__Exercise directions__
Your answer should consist of every line from the records that holds the string "title".

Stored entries
★ ★ ★ ★ ★ ★ ★
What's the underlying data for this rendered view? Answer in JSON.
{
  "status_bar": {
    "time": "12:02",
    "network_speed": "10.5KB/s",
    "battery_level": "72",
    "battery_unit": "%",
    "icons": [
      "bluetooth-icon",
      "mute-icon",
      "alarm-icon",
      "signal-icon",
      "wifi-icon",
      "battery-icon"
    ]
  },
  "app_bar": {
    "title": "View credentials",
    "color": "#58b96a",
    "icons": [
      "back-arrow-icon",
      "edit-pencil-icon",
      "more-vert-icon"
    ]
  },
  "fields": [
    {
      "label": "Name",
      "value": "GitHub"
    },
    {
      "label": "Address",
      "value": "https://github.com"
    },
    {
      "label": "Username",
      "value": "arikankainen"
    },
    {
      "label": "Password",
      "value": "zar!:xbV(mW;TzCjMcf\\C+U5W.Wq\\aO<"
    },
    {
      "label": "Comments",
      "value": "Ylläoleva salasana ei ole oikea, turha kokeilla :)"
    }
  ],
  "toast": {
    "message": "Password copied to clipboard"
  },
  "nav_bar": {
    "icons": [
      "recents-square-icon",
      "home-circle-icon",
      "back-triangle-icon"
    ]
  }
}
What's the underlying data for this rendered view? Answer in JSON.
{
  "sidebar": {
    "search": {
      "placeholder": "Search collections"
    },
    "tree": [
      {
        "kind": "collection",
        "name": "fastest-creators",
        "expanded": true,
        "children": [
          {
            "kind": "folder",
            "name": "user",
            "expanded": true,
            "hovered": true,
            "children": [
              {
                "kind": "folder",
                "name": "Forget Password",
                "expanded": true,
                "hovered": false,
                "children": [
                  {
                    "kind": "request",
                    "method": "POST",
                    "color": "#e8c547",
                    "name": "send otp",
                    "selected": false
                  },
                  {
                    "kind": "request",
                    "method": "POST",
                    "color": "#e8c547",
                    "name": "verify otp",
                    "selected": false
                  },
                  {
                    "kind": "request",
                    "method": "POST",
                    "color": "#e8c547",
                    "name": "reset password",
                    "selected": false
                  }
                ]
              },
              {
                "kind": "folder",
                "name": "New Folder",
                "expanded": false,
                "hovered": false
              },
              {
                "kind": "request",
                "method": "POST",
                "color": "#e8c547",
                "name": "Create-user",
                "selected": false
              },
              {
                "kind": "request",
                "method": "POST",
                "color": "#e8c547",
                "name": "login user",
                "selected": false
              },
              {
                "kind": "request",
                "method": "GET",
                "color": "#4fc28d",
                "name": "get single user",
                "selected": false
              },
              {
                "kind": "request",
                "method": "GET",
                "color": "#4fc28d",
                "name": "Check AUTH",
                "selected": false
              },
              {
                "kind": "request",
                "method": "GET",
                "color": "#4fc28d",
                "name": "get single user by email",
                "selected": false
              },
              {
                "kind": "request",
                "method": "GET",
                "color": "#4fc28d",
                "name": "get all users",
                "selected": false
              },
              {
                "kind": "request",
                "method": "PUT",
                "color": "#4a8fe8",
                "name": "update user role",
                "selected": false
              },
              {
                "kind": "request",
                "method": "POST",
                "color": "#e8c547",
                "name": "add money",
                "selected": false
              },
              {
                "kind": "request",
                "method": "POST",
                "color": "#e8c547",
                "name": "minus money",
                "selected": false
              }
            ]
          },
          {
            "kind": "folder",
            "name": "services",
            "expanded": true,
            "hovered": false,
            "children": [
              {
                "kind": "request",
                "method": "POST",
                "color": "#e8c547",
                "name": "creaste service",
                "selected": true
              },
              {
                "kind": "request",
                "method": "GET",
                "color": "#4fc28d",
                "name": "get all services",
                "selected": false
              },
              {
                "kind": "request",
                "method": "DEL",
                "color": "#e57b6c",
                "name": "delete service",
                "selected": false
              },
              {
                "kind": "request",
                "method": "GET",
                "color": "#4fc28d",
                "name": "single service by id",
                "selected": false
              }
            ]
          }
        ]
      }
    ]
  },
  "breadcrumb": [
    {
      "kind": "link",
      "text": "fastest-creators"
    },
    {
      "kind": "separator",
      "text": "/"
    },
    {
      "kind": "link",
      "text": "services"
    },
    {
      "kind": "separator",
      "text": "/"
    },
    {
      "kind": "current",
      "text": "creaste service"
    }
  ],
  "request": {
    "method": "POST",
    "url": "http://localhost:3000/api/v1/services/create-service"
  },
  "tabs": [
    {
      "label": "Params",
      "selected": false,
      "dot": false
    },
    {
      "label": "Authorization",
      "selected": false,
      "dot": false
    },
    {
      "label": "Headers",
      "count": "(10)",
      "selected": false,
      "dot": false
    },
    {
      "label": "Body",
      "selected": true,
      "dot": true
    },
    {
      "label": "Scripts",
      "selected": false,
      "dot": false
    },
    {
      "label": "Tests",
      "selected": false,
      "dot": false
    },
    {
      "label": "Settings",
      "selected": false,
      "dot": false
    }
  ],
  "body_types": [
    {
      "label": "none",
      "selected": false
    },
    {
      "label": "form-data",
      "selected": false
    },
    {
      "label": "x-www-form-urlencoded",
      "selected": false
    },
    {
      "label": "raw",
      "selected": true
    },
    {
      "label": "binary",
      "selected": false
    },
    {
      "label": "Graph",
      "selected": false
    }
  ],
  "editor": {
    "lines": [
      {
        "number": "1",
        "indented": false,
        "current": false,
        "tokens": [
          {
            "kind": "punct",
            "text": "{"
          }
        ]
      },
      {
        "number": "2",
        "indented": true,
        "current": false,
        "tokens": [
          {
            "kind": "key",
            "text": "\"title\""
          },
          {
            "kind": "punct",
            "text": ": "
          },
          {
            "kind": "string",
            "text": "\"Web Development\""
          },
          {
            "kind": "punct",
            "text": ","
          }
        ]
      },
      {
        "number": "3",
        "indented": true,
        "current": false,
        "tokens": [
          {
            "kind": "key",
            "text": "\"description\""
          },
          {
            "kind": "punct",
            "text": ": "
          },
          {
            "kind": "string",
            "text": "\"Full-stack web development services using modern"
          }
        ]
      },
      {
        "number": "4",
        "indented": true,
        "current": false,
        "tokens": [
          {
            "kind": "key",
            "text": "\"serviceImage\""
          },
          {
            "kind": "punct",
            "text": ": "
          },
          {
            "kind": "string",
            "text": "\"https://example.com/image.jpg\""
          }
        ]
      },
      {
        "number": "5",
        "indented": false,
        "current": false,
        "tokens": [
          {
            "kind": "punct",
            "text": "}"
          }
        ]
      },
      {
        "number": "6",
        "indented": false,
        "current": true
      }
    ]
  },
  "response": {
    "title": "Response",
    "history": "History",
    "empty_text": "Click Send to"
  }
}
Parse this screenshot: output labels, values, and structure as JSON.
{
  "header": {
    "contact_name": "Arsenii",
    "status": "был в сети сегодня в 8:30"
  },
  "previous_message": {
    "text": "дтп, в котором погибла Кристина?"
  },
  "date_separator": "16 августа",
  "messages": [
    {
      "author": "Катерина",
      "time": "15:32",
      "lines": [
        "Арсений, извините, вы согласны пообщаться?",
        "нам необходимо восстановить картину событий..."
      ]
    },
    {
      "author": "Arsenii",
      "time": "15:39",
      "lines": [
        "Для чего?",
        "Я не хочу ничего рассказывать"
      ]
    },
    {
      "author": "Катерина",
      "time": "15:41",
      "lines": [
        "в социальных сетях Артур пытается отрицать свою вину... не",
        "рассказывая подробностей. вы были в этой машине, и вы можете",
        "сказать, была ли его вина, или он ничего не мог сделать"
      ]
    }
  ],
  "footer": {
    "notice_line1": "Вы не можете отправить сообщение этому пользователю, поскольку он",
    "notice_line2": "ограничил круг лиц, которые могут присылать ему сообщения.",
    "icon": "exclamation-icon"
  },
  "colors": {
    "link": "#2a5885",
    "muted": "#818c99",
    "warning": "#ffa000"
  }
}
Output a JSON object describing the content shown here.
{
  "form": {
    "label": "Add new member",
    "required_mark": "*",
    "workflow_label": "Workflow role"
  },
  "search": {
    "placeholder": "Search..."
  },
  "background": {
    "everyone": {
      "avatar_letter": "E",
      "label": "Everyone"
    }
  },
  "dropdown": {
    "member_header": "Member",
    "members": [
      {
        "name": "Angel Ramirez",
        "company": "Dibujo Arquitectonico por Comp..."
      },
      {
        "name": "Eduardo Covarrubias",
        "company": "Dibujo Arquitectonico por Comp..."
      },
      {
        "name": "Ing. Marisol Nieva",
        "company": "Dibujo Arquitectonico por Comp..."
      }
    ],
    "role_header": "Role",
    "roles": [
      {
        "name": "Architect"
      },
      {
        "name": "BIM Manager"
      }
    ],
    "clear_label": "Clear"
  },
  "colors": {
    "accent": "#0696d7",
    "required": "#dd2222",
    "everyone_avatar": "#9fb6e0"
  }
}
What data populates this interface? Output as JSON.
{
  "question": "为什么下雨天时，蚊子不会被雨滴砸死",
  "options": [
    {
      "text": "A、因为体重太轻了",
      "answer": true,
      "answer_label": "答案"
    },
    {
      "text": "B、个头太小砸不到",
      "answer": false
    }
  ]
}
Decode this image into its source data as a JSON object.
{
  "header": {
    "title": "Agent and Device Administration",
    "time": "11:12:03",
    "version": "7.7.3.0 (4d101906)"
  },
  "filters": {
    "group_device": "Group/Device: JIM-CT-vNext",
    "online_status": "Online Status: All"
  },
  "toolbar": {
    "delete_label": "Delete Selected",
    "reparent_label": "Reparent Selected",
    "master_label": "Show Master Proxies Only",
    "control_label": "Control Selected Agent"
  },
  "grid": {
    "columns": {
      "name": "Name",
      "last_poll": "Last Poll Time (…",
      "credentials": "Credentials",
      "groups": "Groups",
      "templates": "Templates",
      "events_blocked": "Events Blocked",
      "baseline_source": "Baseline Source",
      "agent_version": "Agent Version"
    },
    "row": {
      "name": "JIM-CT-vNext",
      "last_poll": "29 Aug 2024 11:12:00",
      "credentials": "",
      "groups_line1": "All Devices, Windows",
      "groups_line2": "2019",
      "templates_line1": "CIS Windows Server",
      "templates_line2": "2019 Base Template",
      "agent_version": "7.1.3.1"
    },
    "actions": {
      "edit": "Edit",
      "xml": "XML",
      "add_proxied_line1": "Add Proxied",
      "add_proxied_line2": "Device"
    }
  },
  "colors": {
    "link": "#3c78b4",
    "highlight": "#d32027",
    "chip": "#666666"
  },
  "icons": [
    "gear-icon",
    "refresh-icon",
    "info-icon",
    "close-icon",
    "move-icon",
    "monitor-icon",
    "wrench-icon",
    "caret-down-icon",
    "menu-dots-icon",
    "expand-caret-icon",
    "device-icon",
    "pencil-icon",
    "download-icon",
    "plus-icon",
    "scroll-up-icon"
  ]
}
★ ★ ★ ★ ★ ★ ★
__Completed task__
    "title": "View credentials",
            "text": "\"title\""
    "title": "Response",
    "title": "Agent and Device Administration",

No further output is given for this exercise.